Church's teaching and Fr Joe's post
Published 25/09/2016 | 02:30
Sir - Fr Joe McDonald states he can "see" how a woman can choose to have an abortion (Sunday Independent, September 18). He implies that there are certain situations in which he regards abortion as permissible. (He states: "I draw a big distinction between some girl who has been raped or whose child will not survive and other scenarios").
It is clear from the interview that Fr McDonald dissents from the Church's teaching on a number of other questions. He says that he remains a priest because he sees the "possibility of something else".
May I suggest that Fr McDonald is fooling himself if he believes that the Church will alter its position on the protection of the right to life of the unborn? In that case, he ought to consider his position as a priest.

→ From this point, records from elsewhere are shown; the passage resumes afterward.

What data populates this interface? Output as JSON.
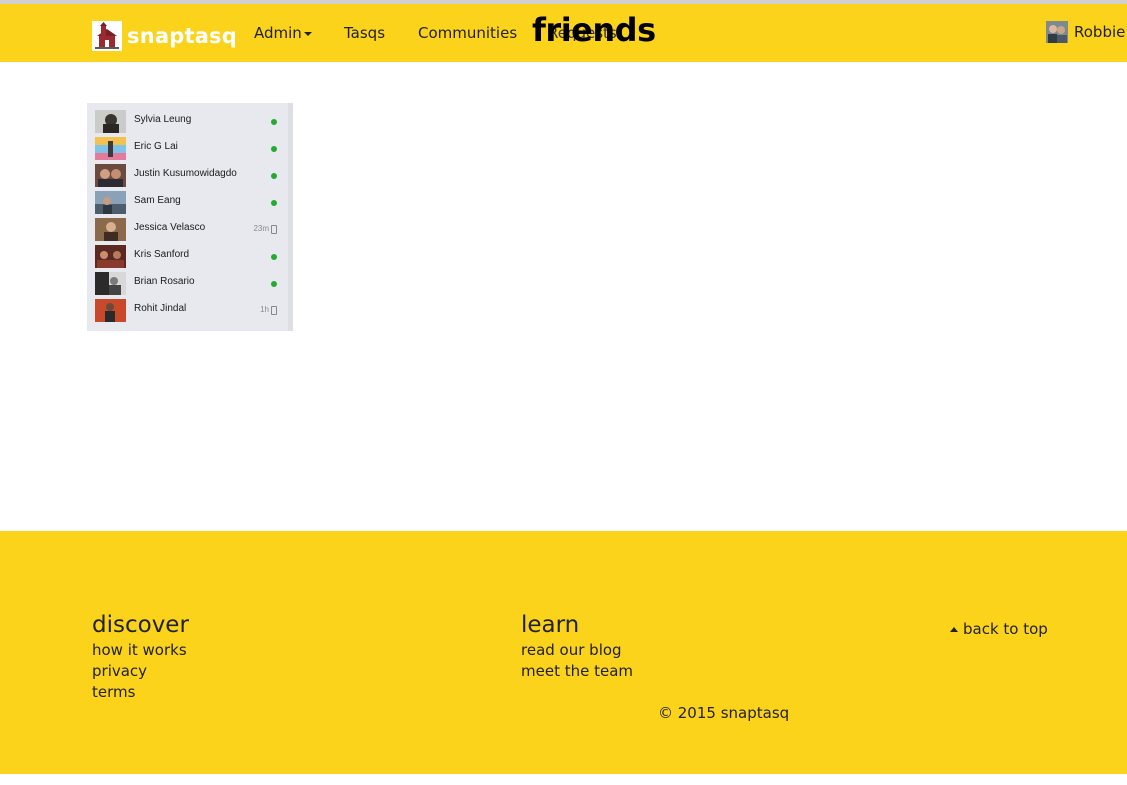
{
  "navbar": {
    "brand": "snaptasq",
    "menu": [
      "Admin",
      "Tasqs",
      "Communities"
    ],
    "obscured_item": "Requests",
    "page_title": "friends",
    "user_name": "Robbie"
  },
  "friends": [
    {
      "name": "Sylvia Leung",
      "status": "online"
    },
    {
      "name": "Eric G Lai",
      "status": "online"
    },
    {
      "name": "Justin Kusumowidagdo",
      "status": "online"
    },
    {
      "name": "Sam Eang",
      "status": "online"
    },
    {
      "name": "Jessica Velasco",
      "status": "mobile",
      "time": "23m"
    },
    {
      "name": "Kris Sanford",
      "status": "online"
    },
    {
      "name": "Brian Rosario",
      "status": "online"
    },
    {
      "name": "Rohit Jindal",
      "status": "mobile",
      "time": "1h"
    }
  ],
  "footer": {
    "discover": {
      "heading": "discover",
      "links": [
        "how it works",
        "privacy",
        "terms"
      ]
    },
    "learn": {
      "heading": "learn",
      "links": [
        "read our blog",
        "meet the team"
      ]
    },
    "back_to_top": "back to top",
    "copyright": "© 2015 snaptasq"
  },
  "colors": {
    "brand_yellow": "#fbd31a",
    "online_green": "#22aa33",
    "panel_bg": "#e8e9ee"
  }
}
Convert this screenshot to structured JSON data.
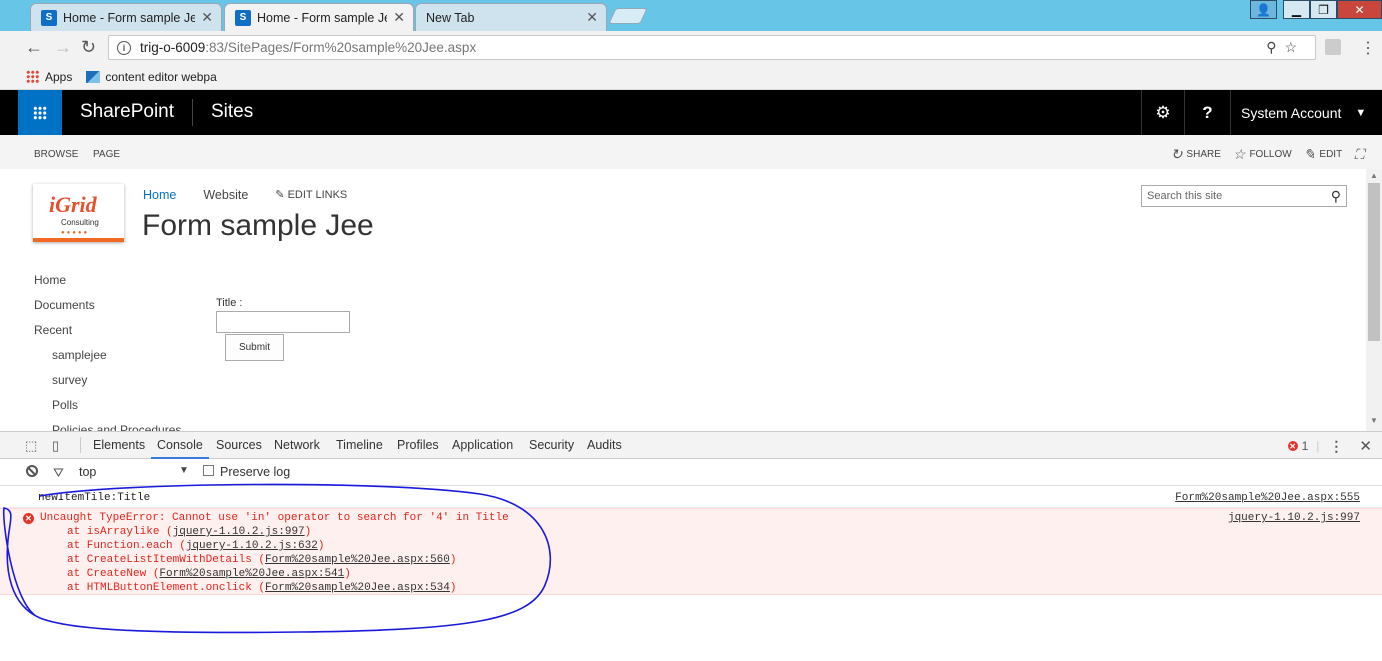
{
  "browser": {
    "tabs": [
      {
        "title": "Home - Form sample Jee",
        "active": false
      },
      {
        "title": "Home - Form sample Jee",
        "active": true
      },
      {
        "title": "New Tab",
        "active": false
      }
    ],
    "url_host": "trig-o-6009",
    "url_path": ":83/SitePages/Form%20sample%20Jee.aspx",
    "bookmarks": {
      "apps": "Apps",
      "item1": "content editor webpa"
    }
  },
  "suitebar": {
    "brand": "SharePoint",
    "sites": "Sites",
    "account": "System Account"
  },
  "ribbon": {
    "tabs": [
      "BROWSE",
      "PAGE"
    ],
    "share": "SHARE",
    "follow": "FOLLOW",
    "edit": "EDIT"
  },
  "site": {
    "logo_text": "iGrid",
    "logo_sub": "Consulting",
    "topnav": [
      "Home",
      "Website"
    ],
    "edit_links": "EDIT LINKS",
    "title": "Form sample Jee",
    "search_placeholder": "Search this site"
  },
  "quicklaunch": {
    "items": [
      "Home",
      "Documents",
      "Recent"
    ],
    "recent": [
      "samplejee",
      "survey",
      "Polls",
      "Policies and Procedures"
    ]
  },
  "form": {
    "label": "Title :",
    "submit": "Submit"
  },
  "devtools": {
    "tabs": [
      "Elements",
      "Console",
      "Sources",
      "Network",
      "Timeline",
      "Profiles",
      "Application",
      "Security",
      "Audits"
    ],
    "error_count": "1",
    "context": "top",
    "preserve_log": "Preserve log",
    "log": {
      "message": "newItemTile:Title",
      "message_src": "Form%20sample%20Jee.aspx:555",
      "error": "Uncaught TypeError: Cannot use 'in' operator to search for '4' in Title",
      "error_src": "jquery-1.10.2.js:997",
      "stack": [
        {
          "fn": "at isArraylike (",
          "src": "jquery-1.10.2.js:997"
        },
        {
          "fn": "at Function.each (",
          "src": "jquery-1.10.2.js:632"
        },
        {
          "fn": "at CreateListItemWithDetails (",
          "src": "Form%20sample%20Jee.aspx:560"
        },
        {
          "fn": "at CreateNew (",
          "src": "Form%20sample%20Jee.aspx:541"
        },
        {
          "fn": "at HTMLButtonElement.onclick (",
          "src": "Form%20sample%20Jee.aspx:534"
        }
      ]
    }
  },
  "colors": {
    "tabstrip": "#67c5e8",
    "suitebar": "#000000",
    "waffle": "#0072c6",
    "error": "#e0261c",
    "annotation": "#1a1adb"
  }
}
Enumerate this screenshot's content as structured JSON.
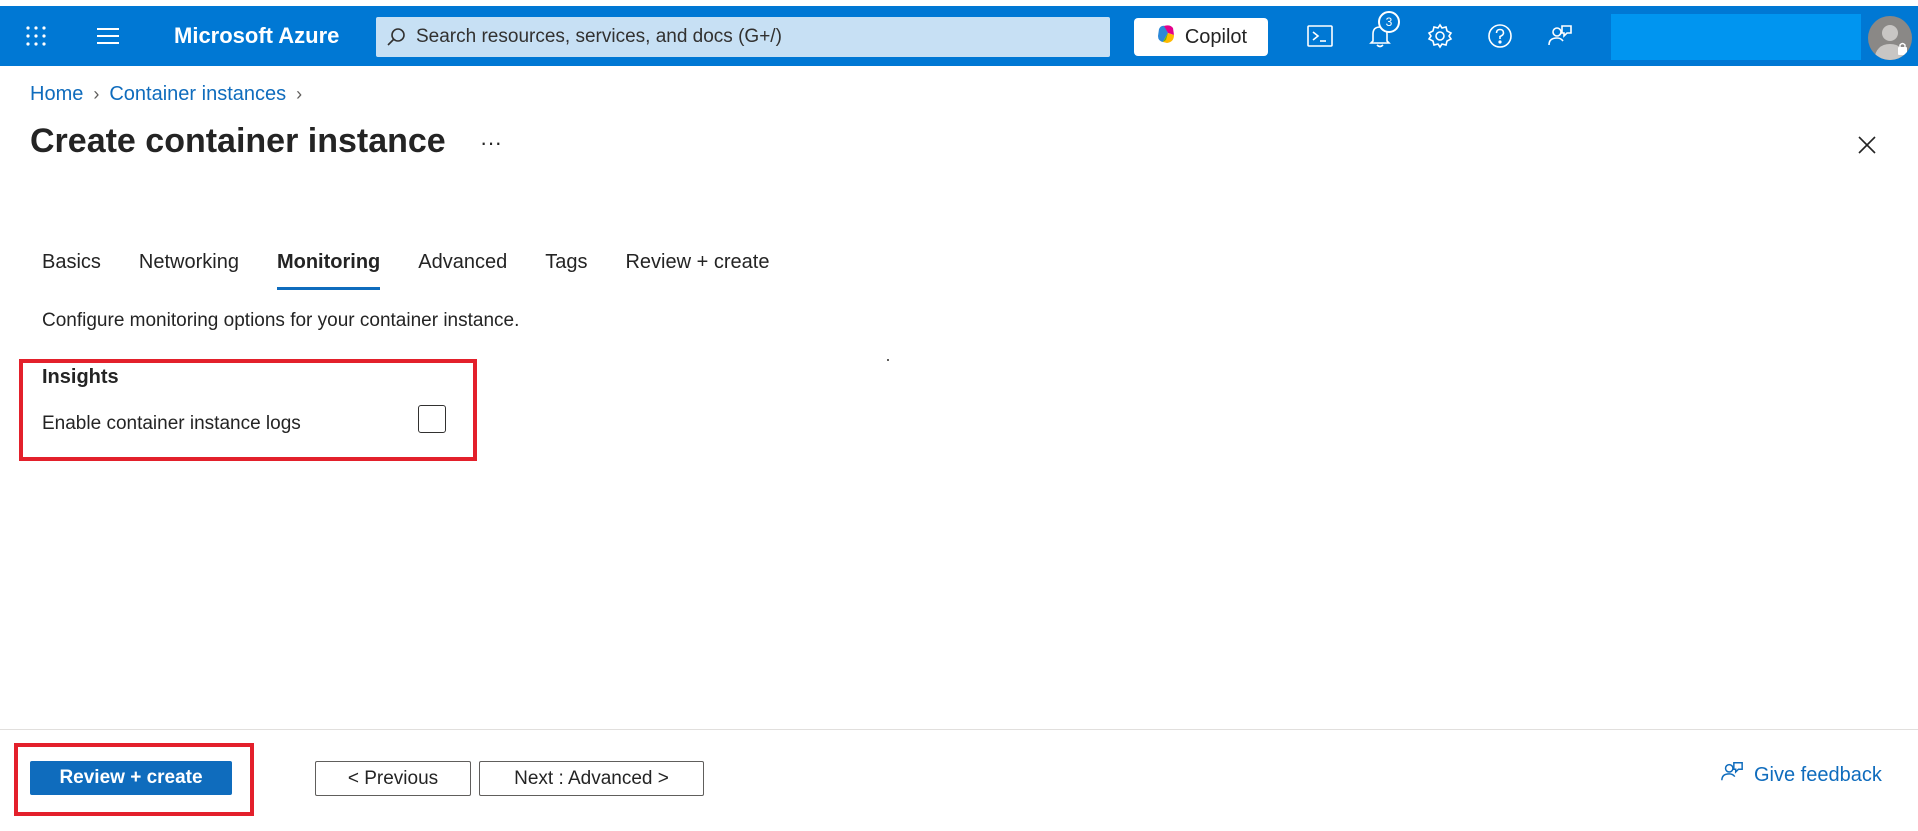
{
  "topbar": {
    "brand": "Microsoft Azure",
    "search_placeholder": "Search resources, services, and docs (G+/)",
    "copilot_label": "Copilot",
    "notification_count": "3",
    "accent_color": "#0078d4"
  },
  "breadcrumb": {
    "items": [
      "Home",
      "Container instances"
    ]
  },
  "page": {
    "title": "Create container instance",
    "more": "···"
  },
  "tabs": [
    {
      "label": "Basics",
      "active": false
    },
    {
      "label": "Networking",
      "active": false
    },
    {
      "label": "Monitoring",
      "active": true
    },
    {
      "label": "Advanced",
      "active": false
    },
    {
      "label": "Tags",
      "active": false
    },
    {
      "label": "Review + create",
      "active": false
    }
  ],
  "monitoring": {
    "description": "Configure monitoring options for your container instance.",
    "insights_heading": "Insights",
    "logs_label": "Enable container instance logs",
    "logs_enabled": false
  },
  "footer": {
    "review_create": "Review + create",
    "previous": "< Previous",
    "next": "Next : Advanced >",
    "feedback": "Give feedback"
  }
}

A man of great compassion
Sir - Fr Joe McDonald of St Matthew's parish in Ballyfermot comes across as a very compassionate man in his interview with Donal Lynch (Sunday Independent, September 18). This is a compassion gained from facing his own struggles in life and making peace with himself. He appears to leave the door open to him being in favour of abortion in very limited circumstances, such as in cases of rape or fatal foetal abnormalities.
While I do not agree with him in this regard, as far as I'm concerned all life is sacred and no one has a right to end the life of another, I do agree with him when he says "sin implies free will and I don't think some young person driven demented with fear is really free".
As someone who struggled with mental health difficulties in the past to the extent of being suicidal I have first-hand experience of the torment the human mind can descend to. If I had taken my life while in the depths of depression, could anyone say I exercised free will? I don't think so.
As a society we need to be more compassionate towards women who have abortions or are thinking of it.
In a truly understanding and caring society I believe no-one need ever think of the necessity of abortion.
However that is Utopia. We live in the real world with its myriad of personal and societal challenges.
We are all sinners and try to do our best. That is as much as any of us can do in life and especially in relation to the issue of abortion.
Reach down to the depths of your soul
Sir - There were five letters on this page last week (Sunday Independent, September 18) on the subject of abortion. Please may I add a few wonderful words from an article written by your own journalist, Niamh Horan, two years ago ("Abortion debate requires something greater than love", Sunday Independent, August 24, 2014)
"I would argue that if you wish to understand this issue as much as you would any other - it will take a far greater emotion than love.
"It requires you to reach down to the very depths of your soul.
"To find somewhere in you the ability to pull yourself out of your own set ways of thinking about the world. To put yourselves in that woman's shoes.
"It requires that much-needed emotion in the world today. It requires compassion."
Brian Mc Devitt
The Master's story
Sir - As a nurse and midwife of 35 years I was delighted that this story was written by the former master of the Coombe.
I have counselled many women post abortion in Ireland. I would suggest Sylvia Finn (Letters, Sunday Independent, September 18) could talk to any Irish doctor or nurse and we would all agree. She has missed the point she was trying to make. It was a happy ending for the poor unfortunate subject of the story.
Address with Editor